Excerpts from an interface dataset
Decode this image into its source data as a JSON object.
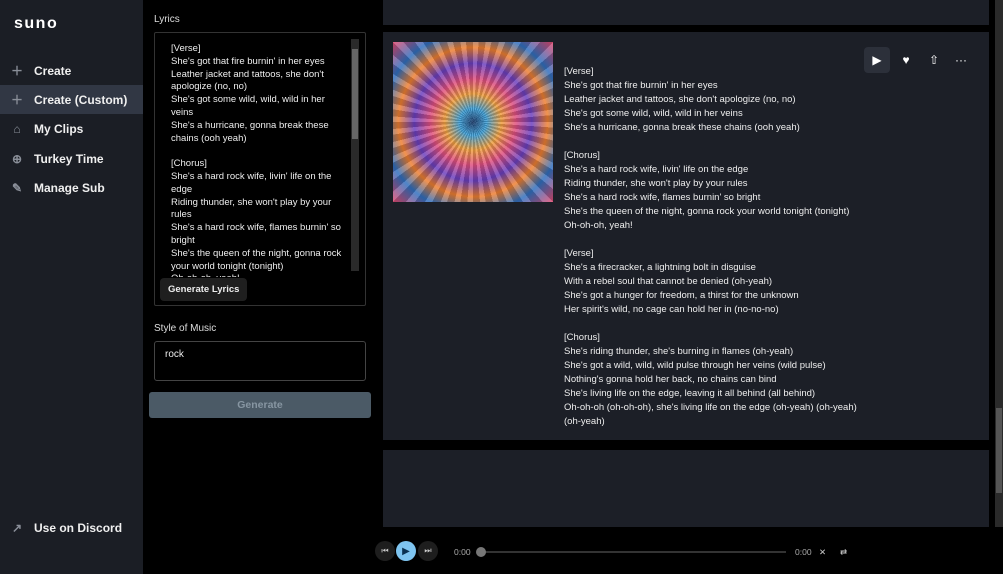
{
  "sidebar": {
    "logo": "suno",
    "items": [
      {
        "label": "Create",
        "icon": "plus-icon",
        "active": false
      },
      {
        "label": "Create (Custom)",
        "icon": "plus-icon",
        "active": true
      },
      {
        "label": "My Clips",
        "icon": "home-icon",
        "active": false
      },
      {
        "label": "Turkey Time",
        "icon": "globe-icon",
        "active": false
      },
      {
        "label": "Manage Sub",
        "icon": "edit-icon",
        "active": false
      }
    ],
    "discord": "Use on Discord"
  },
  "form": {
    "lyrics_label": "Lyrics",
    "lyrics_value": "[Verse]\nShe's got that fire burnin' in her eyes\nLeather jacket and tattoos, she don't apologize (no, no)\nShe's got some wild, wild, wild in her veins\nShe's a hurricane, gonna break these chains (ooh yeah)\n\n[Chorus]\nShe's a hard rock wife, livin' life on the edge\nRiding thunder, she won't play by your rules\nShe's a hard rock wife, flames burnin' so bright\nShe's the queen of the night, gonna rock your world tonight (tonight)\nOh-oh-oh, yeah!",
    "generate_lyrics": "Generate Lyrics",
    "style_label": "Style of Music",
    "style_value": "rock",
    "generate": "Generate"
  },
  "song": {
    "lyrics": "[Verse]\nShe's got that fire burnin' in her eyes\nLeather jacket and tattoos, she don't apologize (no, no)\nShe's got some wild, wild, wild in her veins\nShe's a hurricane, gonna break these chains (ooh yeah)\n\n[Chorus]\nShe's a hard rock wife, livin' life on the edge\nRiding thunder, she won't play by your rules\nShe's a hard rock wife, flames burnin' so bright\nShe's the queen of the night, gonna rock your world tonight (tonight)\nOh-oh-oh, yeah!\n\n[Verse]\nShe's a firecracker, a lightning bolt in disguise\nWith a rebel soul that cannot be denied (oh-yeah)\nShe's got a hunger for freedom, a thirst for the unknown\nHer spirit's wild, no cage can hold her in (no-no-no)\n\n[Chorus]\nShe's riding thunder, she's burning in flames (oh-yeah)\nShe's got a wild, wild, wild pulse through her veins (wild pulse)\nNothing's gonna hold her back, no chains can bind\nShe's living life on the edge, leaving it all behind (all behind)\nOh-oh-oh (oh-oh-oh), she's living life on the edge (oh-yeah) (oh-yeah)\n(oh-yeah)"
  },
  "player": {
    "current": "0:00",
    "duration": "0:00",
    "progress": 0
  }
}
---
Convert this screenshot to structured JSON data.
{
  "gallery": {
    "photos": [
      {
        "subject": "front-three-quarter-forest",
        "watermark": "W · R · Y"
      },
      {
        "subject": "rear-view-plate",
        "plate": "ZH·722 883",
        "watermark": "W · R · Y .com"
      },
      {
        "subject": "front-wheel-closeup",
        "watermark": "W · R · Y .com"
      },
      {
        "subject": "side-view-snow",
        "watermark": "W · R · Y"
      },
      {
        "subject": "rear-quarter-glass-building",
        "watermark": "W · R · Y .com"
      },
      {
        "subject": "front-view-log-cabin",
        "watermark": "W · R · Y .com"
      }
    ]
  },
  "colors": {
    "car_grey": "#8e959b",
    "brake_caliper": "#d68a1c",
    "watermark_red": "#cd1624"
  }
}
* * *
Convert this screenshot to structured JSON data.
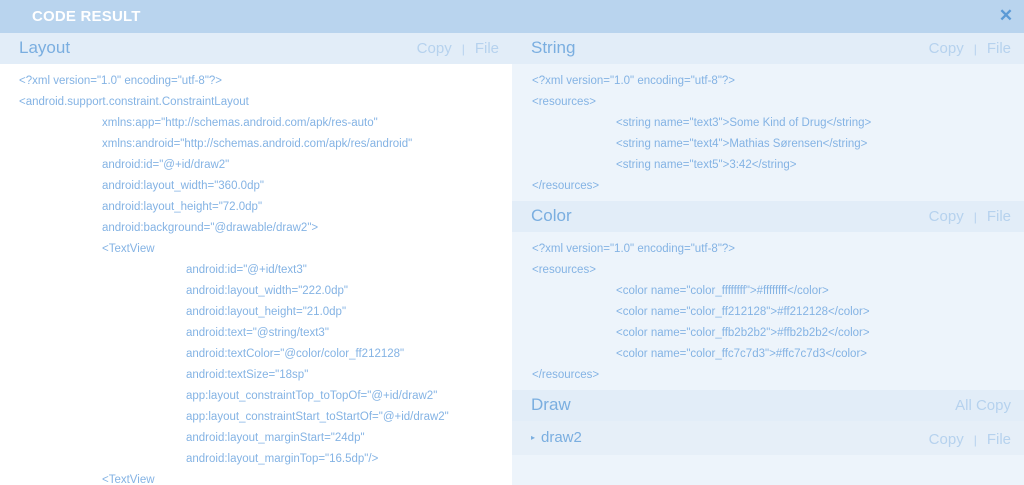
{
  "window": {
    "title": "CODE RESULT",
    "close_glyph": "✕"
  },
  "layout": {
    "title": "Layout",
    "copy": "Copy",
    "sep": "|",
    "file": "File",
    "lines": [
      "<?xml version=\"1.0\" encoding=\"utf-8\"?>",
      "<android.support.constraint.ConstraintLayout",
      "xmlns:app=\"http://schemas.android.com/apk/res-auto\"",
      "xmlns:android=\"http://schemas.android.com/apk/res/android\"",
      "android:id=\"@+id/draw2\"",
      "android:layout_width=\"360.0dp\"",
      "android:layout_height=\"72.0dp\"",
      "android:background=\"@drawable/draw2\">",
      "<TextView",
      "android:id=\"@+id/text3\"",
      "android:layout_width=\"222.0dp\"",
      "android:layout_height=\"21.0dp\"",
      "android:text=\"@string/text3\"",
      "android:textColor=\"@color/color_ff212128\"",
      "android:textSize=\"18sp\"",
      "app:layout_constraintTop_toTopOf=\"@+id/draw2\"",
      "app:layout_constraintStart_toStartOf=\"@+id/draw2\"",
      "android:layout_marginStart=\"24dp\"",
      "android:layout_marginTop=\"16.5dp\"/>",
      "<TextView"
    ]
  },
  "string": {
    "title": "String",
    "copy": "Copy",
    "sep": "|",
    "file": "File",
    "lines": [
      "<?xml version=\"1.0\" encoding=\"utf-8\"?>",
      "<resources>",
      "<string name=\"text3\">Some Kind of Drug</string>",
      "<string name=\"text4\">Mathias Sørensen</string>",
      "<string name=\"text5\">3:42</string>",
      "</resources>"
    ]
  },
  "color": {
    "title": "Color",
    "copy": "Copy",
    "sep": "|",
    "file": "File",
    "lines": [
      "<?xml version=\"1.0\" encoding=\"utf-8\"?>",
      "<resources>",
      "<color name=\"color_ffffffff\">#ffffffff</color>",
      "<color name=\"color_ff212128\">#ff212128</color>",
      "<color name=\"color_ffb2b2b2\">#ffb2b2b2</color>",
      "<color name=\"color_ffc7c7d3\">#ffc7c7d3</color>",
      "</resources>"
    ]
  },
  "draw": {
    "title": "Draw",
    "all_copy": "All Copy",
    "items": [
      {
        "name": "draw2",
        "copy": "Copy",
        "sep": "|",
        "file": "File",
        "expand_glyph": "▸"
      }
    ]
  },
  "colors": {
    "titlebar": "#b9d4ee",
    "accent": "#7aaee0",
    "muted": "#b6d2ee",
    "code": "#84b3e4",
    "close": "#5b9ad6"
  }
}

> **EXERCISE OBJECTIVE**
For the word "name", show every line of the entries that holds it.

> **SOLVED PROBLEM**
      "<string name=\"text3\">Some Kind of Drug</string>",
      "<string name=\"text4\">Mathias Sørensen</string>",
      "<string name=\"text5\">3:42</string>",
      "<color name=\"color_ffffffff\">#ffffffff</color>",
      "<color name=\"color_ff212128\">#ff212128</color>",
      "<color name=\"color_ffb2b2b2\">#ffb2b2b2</color>",
      "<color name=\"color_ffc7c7d3\">#ffc7c7d3</color>",
        "name": "draw2",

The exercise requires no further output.